_Exercise requirements:_
Keep only those lines of the records that include the string "button".

──────

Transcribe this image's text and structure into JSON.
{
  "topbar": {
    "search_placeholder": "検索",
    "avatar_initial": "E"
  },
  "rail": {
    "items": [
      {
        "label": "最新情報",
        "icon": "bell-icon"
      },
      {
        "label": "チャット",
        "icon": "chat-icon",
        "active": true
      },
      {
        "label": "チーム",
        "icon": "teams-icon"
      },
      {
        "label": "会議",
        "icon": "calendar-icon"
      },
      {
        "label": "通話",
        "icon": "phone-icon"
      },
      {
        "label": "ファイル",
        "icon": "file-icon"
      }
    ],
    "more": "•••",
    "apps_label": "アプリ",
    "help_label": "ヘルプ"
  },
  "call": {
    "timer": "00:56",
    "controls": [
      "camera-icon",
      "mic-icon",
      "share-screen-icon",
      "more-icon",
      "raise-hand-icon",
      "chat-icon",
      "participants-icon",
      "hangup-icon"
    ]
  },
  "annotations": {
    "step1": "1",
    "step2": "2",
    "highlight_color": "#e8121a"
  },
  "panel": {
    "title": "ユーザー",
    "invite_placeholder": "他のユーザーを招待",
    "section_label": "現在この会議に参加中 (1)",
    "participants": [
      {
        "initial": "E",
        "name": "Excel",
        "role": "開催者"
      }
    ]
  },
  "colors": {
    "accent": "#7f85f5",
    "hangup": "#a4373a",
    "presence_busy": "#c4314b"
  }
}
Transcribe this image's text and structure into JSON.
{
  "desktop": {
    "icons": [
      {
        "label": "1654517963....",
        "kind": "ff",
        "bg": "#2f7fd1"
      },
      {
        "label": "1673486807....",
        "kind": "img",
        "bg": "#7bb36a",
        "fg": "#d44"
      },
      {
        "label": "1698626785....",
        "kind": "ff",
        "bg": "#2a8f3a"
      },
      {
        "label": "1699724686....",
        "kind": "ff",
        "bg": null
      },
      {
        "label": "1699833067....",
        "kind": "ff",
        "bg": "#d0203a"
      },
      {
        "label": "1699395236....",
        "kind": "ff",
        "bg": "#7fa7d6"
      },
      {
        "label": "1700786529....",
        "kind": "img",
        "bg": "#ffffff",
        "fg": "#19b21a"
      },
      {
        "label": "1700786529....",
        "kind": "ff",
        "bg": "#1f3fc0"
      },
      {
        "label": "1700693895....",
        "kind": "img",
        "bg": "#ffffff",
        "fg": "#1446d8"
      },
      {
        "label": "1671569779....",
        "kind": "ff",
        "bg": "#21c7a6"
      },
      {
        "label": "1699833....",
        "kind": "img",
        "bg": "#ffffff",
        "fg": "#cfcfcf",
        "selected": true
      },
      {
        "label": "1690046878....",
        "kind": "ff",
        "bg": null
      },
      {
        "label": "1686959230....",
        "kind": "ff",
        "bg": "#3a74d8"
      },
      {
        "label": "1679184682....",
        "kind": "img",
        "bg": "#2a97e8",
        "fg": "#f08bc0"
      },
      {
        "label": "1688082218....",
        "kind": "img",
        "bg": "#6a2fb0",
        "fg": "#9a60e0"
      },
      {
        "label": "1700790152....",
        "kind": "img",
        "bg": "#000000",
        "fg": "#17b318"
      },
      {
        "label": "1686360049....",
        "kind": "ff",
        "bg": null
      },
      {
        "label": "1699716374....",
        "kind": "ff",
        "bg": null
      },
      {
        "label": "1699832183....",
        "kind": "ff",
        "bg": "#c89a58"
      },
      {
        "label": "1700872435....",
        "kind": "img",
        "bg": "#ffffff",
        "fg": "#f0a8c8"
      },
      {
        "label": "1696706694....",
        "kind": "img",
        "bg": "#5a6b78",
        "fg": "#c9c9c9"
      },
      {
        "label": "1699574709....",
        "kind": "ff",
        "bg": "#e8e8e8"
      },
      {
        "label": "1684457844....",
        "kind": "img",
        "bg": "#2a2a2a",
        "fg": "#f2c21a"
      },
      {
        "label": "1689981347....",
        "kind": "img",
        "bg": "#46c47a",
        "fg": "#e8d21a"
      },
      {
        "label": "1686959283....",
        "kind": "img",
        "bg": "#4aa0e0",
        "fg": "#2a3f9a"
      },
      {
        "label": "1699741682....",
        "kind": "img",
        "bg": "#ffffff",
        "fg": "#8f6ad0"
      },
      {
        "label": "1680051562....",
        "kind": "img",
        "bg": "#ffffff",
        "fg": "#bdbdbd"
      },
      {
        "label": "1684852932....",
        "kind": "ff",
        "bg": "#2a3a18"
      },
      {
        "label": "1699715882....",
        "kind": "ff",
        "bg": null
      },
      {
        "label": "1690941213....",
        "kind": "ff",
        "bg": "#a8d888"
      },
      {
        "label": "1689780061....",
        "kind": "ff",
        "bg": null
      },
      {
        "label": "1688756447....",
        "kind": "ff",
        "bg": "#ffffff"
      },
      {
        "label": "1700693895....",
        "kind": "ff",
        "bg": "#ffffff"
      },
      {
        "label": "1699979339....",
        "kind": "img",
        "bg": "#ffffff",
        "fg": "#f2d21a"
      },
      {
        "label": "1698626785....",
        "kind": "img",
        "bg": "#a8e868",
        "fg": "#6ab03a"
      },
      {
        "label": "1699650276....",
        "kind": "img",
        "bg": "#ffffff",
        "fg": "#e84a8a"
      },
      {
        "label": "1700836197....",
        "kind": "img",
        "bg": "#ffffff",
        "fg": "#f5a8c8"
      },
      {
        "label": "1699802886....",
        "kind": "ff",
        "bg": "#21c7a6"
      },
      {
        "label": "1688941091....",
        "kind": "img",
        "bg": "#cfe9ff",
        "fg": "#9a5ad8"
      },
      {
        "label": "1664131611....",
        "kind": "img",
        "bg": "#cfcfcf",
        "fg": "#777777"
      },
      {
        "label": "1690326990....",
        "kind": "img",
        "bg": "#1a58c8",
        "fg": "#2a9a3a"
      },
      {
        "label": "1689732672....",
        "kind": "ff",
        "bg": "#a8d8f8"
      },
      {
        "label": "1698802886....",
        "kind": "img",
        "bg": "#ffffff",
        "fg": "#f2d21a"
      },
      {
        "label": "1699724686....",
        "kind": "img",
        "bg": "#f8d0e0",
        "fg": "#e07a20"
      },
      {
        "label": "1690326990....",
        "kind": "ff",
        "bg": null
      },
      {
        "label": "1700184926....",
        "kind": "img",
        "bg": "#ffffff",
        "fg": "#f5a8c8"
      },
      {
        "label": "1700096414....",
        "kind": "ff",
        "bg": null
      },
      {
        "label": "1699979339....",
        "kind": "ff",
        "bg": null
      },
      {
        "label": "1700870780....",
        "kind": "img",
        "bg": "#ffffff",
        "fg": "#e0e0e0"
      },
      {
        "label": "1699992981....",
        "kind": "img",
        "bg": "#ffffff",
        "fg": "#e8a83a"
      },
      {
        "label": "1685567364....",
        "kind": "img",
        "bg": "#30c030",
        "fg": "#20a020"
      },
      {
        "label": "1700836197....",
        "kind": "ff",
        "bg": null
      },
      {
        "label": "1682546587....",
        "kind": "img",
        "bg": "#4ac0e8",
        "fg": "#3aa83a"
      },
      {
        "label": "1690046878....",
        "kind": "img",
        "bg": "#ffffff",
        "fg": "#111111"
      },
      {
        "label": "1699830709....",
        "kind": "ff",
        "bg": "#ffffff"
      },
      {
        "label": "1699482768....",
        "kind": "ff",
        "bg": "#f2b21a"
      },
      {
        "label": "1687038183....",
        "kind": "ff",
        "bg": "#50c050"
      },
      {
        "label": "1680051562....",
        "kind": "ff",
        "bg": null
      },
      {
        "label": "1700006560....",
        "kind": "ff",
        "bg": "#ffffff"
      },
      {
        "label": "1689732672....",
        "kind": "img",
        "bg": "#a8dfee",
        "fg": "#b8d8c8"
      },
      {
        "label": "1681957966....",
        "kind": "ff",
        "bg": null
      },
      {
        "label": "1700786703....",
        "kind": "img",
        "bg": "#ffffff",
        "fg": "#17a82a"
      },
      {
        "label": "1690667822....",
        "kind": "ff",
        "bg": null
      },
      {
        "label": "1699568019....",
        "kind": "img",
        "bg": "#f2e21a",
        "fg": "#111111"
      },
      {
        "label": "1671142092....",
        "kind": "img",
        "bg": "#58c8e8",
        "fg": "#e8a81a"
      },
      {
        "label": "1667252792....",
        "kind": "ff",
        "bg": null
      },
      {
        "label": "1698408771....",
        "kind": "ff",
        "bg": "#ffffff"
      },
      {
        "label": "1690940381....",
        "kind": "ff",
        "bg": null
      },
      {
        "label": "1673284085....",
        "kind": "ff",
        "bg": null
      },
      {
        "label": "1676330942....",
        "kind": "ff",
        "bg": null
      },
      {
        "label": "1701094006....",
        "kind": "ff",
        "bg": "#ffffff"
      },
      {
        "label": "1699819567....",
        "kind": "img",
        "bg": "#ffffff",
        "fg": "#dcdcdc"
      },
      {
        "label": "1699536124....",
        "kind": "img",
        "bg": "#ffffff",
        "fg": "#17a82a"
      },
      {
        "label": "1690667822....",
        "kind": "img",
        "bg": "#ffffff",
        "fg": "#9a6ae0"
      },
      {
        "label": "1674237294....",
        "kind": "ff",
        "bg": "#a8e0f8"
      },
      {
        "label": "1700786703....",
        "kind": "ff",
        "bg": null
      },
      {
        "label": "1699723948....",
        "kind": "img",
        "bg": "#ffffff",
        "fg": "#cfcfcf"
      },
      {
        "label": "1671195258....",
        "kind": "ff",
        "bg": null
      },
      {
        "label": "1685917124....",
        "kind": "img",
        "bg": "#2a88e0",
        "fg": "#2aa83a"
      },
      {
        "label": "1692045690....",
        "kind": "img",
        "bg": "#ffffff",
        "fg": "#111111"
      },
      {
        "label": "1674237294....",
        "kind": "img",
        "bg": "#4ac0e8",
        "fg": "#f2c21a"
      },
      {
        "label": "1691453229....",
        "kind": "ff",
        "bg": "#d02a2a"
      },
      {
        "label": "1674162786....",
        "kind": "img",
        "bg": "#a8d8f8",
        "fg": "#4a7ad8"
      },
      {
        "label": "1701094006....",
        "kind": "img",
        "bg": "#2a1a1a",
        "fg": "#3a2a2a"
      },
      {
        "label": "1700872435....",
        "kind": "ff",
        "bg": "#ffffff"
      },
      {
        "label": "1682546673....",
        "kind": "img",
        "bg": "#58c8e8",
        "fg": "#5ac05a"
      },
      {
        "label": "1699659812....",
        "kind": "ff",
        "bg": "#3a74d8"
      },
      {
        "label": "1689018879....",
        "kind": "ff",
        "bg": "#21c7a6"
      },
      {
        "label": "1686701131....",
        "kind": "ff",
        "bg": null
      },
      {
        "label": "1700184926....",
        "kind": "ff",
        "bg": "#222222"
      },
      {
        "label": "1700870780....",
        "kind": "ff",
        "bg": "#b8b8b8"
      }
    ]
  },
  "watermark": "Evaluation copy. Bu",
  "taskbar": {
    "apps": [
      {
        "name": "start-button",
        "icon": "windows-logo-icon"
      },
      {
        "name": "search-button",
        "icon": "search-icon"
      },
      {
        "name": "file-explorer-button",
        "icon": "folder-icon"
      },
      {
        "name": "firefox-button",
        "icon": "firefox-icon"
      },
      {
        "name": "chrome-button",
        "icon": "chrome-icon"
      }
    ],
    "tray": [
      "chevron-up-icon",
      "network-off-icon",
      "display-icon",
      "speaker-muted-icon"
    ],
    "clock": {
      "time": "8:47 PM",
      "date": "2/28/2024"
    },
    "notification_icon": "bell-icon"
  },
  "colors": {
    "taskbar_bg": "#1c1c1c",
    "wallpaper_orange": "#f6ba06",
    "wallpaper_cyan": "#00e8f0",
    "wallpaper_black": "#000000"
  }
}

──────

_Written response:_
        "name": "start-button",
        "name": "search-button",
        "name": "file-explorer-button",
        "name": "firefox-button",
        "name": "chrome-button",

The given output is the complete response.